### Requirement:
Restate word for word every line from the one containing "Parse this screenshot: output" to the last line of the records below.
═════ Excerpted data ═════
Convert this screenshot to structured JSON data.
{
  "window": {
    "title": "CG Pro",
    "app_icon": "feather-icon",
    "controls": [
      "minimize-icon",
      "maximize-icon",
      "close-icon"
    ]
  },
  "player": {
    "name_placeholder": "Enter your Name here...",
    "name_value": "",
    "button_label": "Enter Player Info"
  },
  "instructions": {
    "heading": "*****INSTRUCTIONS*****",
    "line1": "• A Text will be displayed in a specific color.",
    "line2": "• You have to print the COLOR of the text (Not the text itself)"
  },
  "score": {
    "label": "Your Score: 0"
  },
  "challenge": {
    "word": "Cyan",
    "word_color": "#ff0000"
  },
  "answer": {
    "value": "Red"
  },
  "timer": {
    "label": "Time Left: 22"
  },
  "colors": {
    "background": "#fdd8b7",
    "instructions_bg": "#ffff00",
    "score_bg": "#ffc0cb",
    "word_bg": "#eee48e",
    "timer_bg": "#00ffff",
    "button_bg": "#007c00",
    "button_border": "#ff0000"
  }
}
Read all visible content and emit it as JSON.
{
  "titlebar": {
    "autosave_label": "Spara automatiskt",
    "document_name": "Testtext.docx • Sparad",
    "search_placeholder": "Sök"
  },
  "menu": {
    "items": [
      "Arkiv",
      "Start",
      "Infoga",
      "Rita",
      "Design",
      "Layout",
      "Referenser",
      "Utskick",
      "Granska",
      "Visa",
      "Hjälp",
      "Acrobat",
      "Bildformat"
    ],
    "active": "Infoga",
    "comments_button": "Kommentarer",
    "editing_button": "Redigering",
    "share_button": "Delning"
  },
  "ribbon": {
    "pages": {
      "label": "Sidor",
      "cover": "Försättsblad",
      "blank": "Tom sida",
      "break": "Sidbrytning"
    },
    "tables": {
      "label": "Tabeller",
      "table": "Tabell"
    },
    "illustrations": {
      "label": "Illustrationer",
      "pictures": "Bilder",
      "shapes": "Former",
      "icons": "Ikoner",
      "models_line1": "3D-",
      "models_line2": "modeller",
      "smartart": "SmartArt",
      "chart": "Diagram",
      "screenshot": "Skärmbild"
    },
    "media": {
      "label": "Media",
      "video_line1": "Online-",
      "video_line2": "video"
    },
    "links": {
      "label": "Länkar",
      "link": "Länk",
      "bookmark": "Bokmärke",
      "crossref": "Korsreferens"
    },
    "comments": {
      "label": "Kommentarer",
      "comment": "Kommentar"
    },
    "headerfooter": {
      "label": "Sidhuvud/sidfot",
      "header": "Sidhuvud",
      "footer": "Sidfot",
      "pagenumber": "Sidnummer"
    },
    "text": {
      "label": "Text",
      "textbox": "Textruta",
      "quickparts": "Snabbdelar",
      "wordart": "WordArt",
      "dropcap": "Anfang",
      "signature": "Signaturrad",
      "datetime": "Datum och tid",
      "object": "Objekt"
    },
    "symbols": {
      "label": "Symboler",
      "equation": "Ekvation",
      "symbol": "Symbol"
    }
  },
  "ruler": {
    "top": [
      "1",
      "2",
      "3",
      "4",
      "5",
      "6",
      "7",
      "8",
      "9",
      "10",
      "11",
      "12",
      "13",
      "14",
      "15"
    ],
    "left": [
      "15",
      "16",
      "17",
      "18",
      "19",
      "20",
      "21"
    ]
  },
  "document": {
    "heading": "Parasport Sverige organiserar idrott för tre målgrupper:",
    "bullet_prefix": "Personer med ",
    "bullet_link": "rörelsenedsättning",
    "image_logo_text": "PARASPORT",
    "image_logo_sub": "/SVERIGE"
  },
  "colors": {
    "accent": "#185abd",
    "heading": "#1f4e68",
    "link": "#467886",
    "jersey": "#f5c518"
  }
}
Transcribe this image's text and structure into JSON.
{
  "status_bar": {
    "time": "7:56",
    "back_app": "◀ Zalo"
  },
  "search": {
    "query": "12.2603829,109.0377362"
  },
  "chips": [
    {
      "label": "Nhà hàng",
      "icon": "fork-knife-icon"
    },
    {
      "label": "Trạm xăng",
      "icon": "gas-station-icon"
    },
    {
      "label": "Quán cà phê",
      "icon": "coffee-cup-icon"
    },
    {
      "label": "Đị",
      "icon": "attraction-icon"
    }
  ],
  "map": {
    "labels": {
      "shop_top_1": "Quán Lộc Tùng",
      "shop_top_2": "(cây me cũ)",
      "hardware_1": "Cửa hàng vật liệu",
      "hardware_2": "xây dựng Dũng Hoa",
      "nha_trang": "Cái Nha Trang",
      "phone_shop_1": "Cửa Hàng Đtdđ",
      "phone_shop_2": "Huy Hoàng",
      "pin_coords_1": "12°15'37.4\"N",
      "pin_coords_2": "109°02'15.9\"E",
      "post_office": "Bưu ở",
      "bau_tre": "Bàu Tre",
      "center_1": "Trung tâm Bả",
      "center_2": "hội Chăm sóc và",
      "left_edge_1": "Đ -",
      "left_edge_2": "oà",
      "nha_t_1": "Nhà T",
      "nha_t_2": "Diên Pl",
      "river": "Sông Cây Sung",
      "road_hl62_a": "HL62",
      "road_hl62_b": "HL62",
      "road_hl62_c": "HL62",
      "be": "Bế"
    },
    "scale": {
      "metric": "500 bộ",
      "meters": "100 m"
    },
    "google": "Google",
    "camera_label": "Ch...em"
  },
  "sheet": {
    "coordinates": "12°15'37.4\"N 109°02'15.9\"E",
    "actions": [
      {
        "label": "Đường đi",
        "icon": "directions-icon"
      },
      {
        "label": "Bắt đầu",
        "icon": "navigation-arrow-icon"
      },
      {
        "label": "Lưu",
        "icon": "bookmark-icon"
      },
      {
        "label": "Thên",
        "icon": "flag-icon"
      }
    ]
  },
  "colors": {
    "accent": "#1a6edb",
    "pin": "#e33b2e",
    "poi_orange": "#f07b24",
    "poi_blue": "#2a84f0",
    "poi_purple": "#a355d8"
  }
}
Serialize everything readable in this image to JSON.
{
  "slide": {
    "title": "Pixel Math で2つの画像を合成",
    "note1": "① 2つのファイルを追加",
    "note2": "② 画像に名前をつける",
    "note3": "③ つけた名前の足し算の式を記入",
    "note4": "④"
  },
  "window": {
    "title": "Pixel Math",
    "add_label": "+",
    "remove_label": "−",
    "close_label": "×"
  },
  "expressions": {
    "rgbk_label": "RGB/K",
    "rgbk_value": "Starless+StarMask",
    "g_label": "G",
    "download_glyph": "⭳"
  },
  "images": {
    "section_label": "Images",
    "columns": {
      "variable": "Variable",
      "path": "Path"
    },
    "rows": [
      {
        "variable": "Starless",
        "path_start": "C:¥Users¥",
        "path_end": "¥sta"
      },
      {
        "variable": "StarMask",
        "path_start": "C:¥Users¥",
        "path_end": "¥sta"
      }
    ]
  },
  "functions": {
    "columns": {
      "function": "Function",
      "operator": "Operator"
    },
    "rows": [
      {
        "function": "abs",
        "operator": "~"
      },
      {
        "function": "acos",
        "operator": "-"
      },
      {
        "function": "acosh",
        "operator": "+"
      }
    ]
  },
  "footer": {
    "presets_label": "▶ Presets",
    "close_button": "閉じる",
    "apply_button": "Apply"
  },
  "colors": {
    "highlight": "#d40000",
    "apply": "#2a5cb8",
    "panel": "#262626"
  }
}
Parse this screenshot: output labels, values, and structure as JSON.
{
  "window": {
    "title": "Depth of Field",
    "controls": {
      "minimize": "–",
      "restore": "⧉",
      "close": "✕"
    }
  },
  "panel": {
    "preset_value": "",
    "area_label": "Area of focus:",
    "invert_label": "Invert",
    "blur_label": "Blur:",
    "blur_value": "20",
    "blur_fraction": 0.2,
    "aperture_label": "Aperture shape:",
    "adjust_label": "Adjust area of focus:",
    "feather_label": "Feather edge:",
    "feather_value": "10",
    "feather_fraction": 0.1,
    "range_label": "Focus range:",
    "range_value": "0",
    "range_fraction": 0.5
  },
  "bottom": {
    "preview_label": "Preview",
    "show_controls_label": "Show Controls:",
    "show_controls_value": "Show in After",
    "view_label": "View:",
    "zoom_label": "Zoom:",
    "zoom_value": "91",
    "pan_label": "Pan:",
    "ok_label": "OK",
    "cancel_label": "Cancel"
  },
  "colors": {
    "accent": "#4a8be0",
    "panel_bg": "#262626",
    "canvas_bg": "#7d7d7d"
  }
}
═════
### Result of this exercise:
Parse this screenshot: output labels, values, and structure as JSON.
{
  "window": {
    "title": "Depth of Field",
    "controls": {
      "minimize": "–",
      "restore": "⧉",
      "close": "✕"
    }
  },
  "panel": {
    "preset_value": "",
    "area_label": "Area of focus:",
    "invert_label": "Invert",
    "blur_label": "Blur:",
    "blur_value": "20",
    "blur_fraction": 0.2,
    "aperture_label": "Aperture shape:",
    "adjust_label": "Adjust area of focus:",
    "feather_label": "Feather edge:",
    "feather_value": "10",
    "feather_fraction": 0.1,
    "range_label": "Focus range:",
    "range_value": "0",
    "range_fraction": 0.5
  },
  "bottom": {
    "preview_label": "Preview",
    "show_controls_label": "Show Controls:",
    "show_controls_value": "Show in After",
    "view_label": "View:",
    "zoom_label": "Zoom:",
    "zoom_value": "91",
    "pan_label": "Pan:",
    "ok_label": "OK",
    "cancel_label": "Cancel"
  },
  "colors": {
    "accent": "#4a8be0",
    "panel_bg": "#262626",
    "canvas_bg": "#7d7d7d"
  }
}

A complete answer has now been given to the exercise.